    This band didn’t hit my radar until this album cycle, so they were a pleasant surprise for me. Their previous release was nearly two years before Anymore dropped. Coffman’s lyrics take on a personal message. He’s singing about what impacts his life. Even from the song titles, like “Soothe Me” and “Pressure,” you can discern what’s going on. His lyrics, though, are what draw you in, so much so that if something feels unfinished, you feel like you just want to know more.

    Gleemer have a lot to offer in their music. Anymore is an album that certainly deserves attention. As someone who hasn’t been great at listening to music as of late (don’t get me started on my podcast listening), this album caught my attention when I wasn’t expecting it to. “Cooler Pt. 2” has an intense build in it right before the end that just engrosses you. It’s a moment where I just had to pause and say to myself, “Yeah, this album is really good.”

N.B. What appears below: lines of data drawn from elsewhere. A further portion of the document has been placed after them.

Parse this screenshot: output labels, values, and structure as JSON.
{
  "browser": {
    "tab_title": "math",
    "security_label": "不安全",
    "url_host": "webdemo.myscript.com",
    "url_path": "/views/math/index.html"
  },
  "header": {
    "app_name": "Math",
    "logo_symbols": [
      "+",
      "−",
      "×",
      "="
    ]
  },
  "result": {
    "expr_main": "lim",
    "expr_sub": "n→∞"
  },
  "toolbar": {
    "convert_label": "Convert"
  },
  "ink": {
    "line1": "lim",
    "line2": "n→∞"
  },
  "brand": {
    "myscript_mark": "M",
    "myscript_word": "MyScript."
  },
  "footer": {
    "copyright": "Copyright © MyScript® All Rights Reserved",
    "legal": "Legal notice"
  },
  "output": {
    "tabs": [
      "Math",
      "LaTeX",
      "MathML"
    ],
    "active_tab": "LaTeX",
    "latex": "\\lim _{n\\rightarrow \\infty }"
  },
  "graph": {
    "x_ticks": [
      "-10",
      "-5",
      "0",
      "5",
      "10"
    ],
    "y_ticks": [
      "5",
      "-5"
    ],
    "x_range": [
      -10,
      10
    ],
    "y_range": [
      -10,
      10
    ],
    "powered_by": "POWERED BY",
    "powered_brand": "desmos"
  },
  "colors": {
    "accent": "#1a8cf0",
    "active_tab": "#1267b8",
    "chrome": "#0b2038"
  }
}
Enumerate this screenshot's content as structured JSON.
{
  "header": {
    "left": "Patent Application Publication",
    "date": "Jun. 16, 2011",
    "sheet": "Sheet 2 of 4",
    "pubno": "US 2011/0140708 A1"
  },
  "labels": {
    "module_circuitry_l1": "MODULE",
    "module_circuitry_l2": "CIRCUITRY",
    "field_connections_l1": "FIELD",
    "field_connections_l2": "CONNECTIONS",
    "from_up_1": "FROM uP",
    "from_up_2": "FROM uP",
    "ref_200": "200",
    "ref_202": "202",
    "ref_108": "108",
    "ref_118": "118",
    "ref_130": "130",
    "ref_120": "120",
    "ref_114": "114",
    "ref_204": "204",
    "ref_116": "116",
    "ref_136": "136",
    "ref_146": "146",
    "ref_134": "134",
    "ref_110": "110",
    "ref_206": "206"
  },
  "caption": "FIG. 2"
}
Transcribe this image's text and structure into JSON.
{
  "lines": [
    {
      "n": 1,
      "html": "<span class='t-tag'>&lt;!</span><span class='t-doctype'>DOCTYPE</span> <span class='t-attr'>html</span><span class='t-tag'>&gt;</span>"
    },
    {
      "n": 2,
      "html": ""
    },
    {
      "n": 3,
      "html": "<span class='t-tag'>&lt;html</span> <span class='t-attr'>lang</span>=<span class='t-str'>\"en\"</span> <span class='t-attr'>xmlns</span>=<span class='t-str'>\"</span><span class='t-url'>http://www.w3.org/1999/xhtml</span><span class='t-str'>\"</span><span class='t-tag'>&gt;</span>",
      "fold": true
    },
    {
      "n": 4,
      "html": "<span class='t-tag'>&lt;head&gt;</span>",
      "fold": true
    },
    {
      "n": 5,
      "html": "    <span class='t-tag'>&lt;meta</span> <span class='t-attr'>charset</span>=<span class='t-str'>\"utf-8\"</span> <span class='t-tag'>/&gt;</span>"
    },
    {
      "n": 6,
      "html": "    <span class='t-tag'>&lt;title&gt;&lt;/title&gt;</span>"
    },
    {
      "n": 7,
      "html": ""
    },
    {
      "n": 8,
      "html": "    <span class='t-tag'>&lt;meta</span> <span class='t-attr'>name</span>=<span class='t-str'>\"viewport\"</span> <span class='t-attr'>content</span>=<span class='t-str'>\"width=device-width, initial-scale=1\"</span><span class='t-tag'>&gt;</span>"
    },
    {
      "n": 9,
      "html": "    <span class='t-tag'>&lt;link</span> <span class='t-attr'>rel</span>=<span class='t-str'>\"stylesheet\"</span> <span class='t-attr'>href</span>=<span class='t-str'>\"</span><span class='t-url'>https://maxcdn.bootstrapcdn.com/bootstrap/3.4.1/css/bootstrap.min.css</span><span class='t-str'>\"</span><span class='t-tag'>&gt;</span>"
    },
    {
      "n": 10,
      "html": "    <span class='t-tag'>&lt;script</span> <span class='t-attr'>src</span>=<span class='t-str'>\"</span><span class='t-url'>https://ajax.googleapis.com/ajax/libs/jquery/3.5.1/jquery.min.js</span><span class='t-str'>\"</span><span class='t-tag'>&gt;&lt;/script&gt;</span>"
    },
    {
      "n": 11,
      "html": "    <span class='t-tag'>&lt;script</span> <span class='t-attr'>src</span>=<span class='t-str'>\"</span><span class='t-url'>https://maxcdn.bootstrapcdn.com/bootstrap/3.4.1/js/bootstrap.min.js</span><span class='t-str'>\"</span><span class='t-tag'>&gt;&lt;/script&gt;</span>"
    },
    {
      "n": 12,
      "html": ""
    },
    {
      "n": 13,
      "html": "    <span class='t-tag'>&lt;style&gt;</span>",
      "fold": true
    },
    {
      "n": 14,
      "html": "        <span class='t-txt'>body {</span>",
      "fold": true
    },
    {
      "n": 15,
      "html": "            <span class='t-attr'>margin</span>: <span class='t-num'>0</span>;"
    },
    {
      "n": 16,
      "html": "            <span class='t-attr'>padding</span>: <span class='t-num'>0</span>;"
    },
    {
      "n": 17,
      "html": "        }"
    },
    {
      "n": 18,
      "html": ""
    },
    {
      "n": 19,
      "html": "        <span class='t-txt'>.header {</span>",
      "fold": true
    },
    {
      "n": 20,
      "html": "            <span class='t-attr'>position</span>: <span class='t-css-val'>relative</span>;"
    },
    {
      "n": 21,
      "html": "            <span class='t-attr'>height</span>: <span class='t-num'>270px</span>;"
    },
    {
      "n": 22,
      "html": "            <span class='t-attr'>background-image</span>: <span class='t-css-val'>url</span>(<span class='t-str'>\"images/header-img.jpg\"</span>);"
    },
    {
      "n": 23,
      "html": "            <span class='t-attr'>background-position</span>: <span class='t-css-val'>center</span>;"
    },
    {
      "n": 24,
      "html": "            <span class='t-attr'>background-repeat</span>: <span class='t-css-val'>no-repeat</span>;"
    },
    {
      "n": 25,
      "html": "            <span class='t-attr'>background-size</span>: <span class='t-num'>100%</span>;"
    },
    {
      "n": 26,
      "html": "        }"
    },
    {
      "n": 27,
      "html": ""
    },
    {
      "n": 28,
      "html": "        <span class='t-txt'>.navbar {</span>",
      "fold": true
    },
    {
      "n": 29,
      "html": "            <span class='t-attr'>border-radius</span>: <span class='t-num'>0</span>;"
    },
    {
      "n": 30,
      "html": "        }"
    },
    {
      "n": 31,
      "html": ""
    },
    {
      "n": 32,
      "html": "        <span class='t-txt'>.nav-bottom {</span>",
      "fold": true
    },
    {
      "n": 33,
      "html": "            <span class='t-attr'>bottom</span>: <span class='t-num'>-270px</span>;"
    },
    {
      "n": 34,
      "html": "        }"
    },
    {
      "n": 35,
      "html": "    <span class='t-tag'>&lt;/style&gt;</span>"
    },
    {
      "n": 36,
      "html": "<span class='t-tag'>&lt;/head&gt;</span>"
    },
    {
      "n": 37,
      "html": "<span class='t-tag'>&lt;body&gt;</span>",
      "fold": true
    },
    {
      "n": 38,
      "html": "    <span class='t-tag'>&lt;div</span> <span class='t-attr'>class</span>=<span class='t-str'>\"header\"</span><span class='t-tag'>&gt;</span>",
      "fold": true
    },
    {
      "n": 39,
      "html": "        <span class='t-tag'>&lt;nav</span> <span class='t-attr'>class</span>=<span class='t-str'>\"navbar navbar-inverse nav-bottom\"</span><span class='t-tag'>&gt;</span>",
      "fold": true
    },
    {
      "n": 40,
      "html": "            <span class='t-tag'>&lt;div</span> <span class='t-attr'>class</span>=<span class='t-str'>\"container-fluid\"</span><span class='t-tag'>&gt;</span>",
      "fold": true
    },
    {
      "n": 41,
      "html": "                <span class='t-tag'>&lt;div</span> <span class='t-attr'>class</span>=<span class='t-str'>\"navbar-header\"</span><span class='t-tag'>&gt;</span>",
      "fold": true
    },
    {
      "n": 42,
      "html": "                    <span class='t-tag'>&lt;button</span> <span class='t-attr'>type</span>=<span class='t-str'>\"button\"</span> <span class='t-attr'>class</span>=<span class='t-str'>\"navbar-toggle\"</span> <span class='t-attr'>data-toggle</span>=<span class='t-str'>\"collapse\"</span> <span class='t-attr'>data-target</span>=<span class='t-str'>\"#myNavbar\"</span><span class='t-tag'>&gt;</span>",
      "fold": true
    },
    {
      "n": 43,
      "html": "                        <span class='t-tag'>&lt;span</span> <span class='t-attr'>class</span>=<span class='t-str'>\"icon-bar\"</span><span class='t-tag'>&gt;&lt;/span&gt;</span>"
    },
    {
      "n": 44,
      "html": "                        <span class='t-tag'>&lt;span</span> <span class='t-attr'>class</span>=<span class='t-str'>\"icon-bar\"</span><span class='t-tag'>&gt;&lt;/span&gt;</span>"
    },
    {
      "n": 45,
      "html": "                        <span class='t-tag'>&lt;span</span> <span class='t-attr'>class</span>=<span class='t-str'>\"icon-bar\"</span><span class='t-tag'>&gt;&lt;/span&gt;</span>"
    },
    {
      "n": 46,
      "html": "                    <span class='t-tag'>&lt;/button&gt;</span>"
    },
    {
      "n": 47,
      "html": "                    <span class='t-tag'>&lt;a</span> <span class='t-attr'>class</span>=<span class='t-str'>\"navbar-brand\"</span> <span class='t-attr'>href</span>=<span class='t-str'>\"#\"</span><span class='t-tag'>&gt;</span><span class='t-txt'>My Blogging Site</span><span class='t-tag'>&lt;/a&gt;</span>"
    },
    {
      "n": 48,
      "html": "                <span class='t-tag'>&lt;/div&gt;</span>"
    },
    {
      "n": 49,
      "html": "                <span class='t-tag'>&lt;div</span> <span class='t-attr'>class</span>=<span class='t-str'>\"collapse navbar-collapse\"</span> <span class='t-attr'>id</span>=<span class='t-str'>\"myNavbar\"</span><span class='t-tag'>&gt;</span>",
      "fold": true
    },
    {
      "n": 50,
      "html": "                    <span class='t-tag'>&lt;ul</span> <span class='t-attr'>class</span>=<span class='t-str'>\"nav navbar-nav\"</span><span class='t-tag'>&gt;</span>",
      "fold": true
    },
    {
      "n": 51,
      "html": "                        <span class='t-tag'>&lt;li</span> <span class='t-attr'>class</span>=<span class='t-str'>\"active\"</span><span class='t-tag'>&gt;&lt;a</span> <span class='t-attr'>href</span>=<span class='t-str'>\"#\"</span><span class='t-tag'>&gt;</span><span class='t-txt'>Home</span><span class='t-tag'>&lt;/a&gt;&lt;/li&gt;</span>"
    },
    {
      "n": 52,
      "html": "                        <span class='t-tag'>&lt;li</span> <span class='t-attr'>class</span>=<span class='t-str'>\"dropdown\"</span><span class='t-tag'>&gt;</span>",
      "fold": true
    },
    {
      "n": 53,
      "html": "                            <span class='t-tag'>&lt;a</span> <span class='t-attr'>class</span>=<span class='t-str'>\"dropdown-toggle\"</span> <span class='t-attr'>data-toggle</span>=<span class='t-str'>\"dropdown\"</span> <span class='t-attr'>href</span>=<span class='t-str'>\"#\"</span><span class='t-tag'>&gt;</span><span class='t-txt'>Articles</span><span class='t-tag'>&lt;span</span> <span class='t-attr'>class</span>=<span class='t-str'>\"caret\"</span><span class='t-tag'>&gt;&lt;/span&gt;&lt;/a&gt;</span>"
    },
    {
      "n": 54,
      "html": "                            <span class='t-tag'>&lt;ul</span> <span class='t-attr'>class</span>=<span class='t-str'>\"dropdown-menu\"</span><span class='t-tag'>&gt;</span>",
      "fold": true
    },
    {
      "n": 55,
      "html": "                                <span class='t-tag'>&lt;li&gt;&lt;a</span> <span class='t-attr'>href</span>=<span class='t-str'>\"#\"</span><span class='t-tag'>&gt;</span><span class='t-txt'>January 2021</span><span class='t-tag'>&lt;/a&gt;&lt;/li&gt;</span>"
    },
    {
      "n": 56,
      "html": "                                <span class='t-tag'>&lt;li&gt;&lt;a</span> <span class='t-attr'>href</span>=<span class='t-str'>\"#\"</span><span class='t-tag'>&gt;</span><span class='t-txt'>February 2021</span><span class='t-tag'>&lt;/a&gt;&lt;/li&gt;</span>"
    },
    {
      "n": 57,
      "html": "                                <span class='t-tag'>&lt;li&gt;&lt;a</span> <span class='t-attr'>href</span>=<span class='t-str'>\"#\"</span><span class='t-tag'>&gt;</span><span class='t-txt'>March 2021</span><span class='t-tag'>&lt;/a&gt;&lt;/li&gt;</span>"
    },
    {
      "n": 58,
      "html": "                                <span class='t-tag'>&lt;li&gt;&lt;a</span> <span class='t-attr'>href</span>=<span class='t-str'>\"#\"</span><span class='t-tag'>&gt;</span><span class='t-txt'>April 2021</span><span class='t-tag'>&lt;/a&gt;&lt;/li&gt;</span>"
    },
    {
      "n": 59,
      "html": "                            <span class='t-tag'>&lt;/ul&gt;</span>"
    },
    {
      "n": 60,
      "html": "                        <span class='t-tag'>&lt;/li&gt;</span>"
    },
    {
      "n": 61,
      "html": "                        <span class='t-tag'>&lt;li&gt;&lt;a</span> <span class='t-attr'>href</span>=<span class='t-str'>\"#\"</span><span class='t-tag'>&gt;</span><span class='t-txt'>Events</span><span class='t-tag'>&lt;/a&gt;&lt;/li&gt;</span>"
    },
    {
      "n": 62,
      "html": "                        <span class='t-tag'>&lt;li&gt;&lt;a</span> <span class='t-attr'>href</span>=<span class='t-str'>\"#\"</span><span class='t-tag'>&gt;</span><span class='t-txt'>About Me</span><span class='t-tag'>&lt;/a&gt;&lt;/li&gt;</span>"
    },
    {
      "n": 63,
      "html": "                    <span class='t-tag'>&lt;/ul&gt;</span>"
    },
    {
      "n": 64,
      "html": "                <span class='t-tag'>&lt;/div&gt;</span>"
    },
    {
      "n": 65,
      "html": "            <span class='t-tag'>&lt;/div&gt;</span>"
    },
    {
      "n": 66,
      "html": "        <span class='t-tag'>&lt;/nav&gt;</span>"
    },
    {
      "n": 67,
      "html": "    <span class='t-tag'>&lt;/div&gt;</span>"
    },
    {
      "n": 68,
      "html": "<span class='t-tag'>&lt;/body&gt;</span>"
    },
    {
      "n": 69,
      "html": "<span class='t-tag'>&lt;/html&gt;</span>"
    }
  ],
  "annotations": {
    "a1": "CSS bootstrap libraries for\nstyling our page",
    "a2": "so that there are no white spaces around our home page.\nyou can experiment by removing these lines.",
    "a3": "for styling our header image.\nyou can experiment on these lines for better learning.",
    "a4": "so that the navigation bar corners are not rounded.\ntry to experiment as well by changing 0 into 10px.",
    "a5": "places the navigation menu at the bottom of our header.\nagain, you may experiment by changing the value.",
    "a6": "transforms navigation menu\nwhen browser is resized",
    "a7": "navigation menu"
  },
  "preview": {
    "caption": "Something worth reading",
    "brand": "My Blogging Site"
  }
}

    “Gush” ends the album on a more somber note. It’s on the slower side and is the only song that runs over four minutes. Putting a longer song at the very end of an album that didn’t really consist of longer songs always feels like a bold move to me, one that doesn’t always pay off. However, here it does because you’re not taken out of the moment of the album. The overall tone remains and you don’t even really notice the length difference unless you look for it.

    Go give Anymore a listen if you want some atmospheric jams to listen to. You can grab a copy of the album via Bandcamp if you’re interested, too.